* _Task_: Provide only the number of lines below that contain the word "symbol".

.....

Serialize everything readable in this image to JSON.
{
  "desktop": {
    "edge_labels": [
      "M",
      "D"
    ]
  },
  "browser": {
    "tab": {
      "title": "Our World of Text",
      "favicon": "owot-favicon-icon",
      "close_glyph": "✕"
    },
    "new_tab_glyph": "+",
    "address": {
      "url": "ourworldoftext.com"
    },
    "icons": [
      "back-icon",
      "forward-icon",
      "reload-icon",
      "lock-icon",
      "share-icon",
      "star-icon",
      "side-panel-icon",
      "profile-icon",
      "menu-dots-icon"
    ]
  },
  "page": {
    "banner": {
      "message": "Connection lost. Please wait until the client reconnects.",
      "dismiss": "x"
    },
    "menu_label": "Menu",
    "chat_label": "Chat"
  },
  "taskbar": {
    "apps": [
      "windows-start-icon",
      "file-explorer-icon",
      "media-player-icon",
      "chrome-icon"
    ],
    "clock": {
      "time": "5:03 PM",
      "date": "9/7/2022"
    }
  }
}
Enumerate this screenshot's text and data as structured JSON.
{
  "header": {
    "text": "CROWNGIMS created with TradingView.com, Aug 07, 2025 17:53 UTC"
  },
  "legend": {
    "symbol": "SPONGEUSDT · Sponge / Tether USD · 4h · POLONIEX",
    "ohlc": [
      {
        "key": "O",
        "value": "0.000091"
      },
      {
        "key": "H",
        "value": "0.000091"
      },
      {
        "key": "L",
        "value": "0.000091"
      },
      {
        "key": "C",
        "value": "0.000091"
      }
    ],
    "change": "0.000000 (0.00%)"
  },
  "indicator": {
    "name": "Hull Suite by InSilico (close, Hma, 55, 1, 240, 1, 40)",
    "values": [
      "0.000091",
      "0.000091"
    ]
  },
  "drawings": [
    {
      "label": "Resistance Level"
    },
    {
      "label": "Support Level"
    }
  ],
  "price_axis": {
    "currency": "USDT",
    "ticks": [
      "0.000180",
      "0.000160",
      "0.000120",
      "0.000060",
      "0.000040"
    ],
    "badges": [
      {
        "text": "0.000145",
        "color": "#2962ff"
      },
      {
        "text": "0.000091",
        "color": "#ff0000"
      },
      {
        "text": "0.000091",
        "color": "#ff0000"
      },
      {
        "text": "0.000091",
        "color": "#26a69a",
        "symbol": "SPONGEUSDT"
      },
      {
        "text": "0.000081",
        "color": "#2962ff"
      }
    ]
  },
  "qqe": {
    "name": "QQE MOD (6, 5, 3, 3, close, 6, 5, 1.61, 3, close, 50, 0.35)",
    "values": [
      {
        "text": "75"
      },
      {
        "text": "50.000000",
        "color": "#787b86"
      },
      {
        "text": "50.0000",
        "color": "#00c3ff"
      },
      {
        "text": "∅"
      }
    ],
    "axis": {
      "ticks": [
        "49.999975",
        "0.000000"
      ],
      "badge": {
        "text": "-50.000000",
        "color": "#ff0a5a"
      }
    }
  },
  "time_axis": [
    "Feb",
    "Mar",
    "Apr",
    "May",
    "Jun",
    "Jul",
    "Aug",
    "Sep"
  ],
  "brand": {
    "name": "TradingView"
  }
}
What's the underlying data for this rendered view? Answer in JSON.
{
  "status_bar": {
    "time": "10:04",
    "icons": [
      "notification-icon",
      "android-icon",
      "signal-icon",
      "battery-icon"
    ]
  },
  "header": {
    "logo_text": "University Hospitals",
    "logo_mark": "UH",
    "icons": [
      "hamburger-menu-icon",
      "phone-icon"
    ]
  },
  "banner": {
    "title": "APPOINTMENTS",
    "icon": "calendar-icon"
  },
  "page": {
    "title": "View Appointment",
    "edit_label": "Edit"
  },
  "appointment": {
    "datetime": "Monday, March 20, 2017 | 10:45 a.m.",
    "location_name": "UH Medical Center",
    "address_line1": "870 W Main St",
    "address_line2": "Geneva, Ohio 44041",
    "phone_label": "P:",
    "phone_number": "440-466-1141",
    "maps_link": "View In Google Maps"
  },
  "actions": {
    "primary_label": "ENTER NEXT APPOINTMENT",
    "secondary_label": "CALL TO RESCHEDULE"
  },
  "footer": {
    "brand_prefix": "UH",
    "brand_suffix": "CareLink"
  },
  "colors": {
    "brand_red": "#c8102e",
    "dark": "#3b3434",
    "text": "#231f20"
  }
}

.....

* _Answer below_: 2